A cautionary story about idiots and Class 5 rapids

Some weekend during spring term of my sophomore year at college, a group of us decided to go rafting down the Columbia. An old, old friend of mine, Scott, organized the trip, with promises that he’d take care of everything. All I was to do was grab three or four of my college buddies, and provide a second car for setting out.

Scott’s purportedly well-nigh professional preparations consisted of: A raft, four mismatched paddles, two fifths of whiskey and six waterlogged life preservers that looked to be circa 1953 or so.

Within a quarter mile of setting in, we went over a waterfall. One minute we’re tranquilly floating down the gentle Columbia River, and the next we’re falling backward into a 30-foot abyss. In slow motion, I watched my friend Erik levitate bodily out of the raft while this macabre warble like a rooster on crank came out of him.
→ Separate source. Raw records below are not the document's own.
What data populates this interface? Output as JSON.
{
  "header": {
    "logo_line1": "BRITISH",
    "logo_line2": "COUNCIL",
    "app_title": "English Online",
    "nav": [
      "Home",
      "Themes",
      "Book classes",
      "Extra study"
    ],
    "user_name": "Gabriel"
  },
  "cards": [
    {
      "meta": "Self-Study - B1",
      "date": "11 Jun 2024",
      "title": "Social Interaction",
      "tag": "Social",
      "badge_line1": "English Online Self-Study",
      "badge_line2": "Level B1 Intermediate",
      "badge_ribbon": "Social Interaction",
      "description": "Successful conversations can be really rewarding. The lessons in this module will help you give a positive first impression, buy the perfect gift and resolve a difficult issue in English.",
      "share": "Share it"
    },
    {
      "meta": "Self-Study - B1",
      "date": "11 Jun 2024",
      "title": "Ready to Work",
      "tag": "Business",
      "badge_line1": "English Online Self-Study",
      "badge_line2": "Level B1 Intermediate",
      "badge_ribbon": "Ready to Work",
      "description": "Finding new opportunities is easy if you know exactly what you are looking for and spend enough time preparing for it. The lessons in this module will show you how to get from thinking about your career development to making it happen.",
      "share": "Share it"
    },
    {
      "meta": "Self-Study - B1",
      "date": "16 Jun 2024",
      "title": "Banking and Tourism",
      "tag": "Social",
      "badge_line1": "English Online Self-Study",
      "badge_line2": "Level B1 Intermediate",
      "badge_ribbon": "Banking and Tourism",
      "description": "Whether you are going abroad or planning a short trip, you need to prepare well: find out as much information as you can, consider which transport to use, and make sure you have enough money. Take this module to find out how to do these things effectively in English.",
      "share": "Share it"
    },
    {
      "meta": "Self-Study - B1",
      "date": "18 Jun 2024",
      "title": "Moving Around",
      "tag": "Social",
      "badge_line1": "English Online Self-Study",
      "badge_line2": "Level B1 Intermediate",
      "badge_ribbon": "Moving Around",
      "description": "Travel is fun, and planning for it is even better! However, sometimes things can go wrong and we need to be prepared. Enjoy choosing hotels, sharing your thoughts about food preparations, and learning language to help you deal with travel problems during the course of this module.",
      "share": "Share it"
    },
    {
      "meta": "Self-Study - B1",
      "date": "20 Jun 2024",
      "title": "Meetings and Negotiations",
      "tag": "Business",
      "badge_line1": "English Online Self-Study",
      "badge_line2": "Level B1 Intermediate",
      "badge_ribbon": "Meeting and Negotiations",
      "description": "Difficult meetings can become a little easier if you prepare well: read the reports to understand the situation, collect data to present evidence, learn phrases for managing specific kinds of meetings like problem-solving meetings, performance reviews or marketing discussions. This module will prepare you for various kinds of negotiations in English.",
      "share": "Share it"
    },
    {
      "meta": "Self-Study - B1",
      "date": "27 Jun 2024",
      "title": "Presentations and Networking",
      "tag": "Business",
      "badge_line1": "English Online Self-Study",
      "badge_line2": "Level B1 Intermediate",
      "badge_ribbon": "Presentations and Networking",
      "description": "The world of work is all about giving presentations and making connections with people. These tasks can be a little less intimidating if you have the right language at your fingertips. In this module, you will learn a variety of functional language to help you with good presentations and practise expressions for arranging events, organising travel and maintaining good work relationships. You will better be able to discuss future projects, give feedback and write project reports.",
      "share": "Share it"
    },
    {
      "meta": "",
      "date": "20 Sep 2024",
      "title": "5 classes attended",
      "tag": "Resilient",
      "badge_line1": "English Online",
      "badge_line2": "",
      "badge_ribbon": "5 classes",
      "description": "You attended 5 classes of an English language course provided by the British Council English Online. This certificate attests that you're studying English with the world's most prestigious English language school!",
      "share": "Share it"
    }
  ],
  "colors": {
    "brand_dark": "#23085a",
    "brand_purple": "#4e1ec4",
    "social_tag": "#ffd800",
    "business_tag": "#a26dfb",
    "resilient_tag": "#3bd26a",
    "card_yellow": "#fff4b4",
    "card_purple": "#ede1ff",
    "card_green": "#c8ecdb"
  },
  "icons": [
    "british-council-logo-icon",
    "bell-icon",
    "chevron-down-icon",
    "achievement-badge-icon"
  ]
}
We were still capable of laughing at that one, believing it to be an aberration — perhaps some temporary rip in the time/space continuum like in Land of the Lost. Little did we know the waterfall was not the end of our troubles but the beginning of a low-brow psychedelic odyssey that was part Deliverance and part Dante’s Inferno.

At one point — after we’d lost two life preservers, busted one paddle and suffered various minor contusions and sprains — we came around a bend in the river and sluiced into a misty, spouting, gurgling, grinding stretch of whiplash rapids punctuated by quick, sucking eddies formed by leeward pressure of the current pushing against the underside of massive sedimentary boulders.

We did our damnedest. Scott shouted directions from his perch on the stern — “Left! Left! Paddle, asshole, PADDLE!” — and we’d almost cleared the shitstorm, emerging only seconds from another, less turbulent bend, when the raft got hitched up against this gargantuan rock. Wild water gushed around the raft, shooting rooster tails; slowly, the boat was being pushed up and over the boulder.

“Jump!” Scott screamed.

There was noise, and then not-noise — or rather, sound became muddled and amplified, as though I’d been sealed inside a washing machine. Coming up for air, I was hurled against another boulder. For all I was worth I scrabbled to get on top of the thing. I stood — and continued to stand, stranded, smack in the middle of the mighty Columbia, lost and alone like some fuckpenny Robinson Crusoe.

It took them more than an hour to coax me off that rock and into a relatively unaggressive pool of water where I could dogpaddle ashore. Scott found a tree branch that was long enough to reach the middle of that pool. The idea was, if I went under, I could grab the limb and be hauled to safety. Or get skewered like a hotdog in boiling water.

One crucial piece of data might have saved, even prevented, that trip, but — as befits the whole fiasco — the warning was retroactive rather than preventative: The park ranger who found us said we’d traveled through Class 5 rapids. The ranger wasn’t impressed. He gave us the universal expression of a parent who is “disappointed” in you.

And, to tell you the truth — as spring blossoms, snow melts and we get word already of folks being beat down or even killed by the McKenzie and other local rivers — even now our ignorant stunt contains nothing of heroism or courage. Just folly.